Among the records below, find each line that includes the string "username" and copy it.

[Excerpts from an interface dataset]

╔══

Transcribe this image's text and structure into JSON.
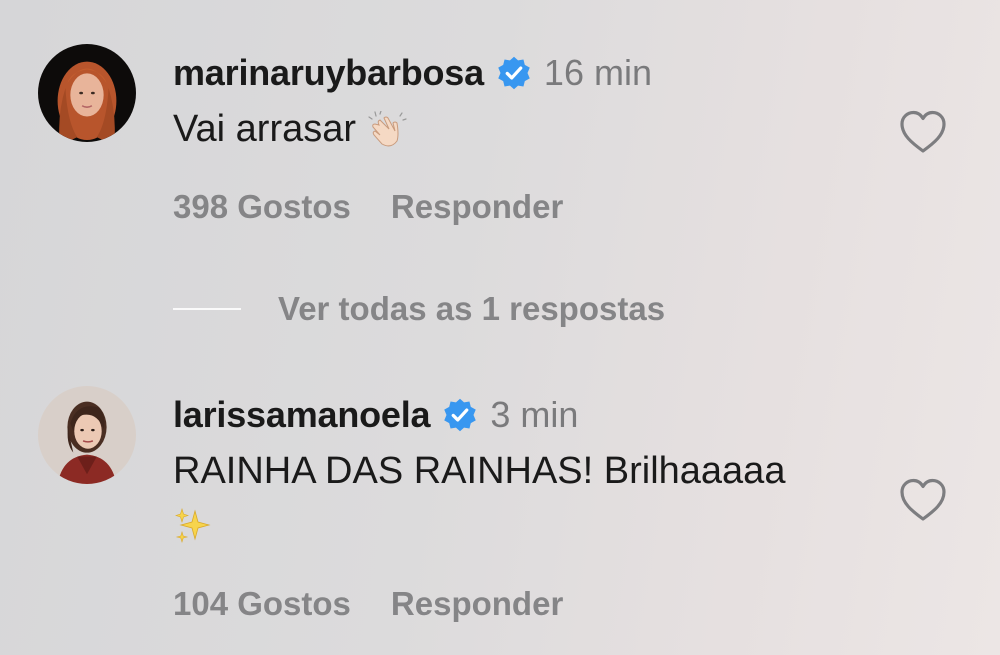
{
  "comments": [
    {
      "username": "marinaruybarbosa",
      "verified": true,
      "time": "16 min",
      "text": "Vai arrasar",
      "emoji": "clapping-hands-emoji",
      "likes": "398 Gostos",
      "reply_label": "Responder",
      "view_replies": "Ver todas as 1 respostas"
    },
    {
      "username": "larissamanoela",
      "verified": true,
      "time": "3 min",
      "text": "RAINHA DAS RAINHAS! Brilhaaaaa",
      "emoji": "sparkles-emoji",
      "likes": "104 Gostos",
      "reply_label": "Responder"
    }
  ],
  "colors": {
    "verified_badge": "#3897f0",
    "username": "#1a1a1a",
    "secondary_text": "#858587",
    "time": "#7a7a7c"
  }
}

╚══

## Solution to this exercise
      "username": "marinaruybarbosa",
      "username": "larissamanoela",
    "username": "#1a1a1a",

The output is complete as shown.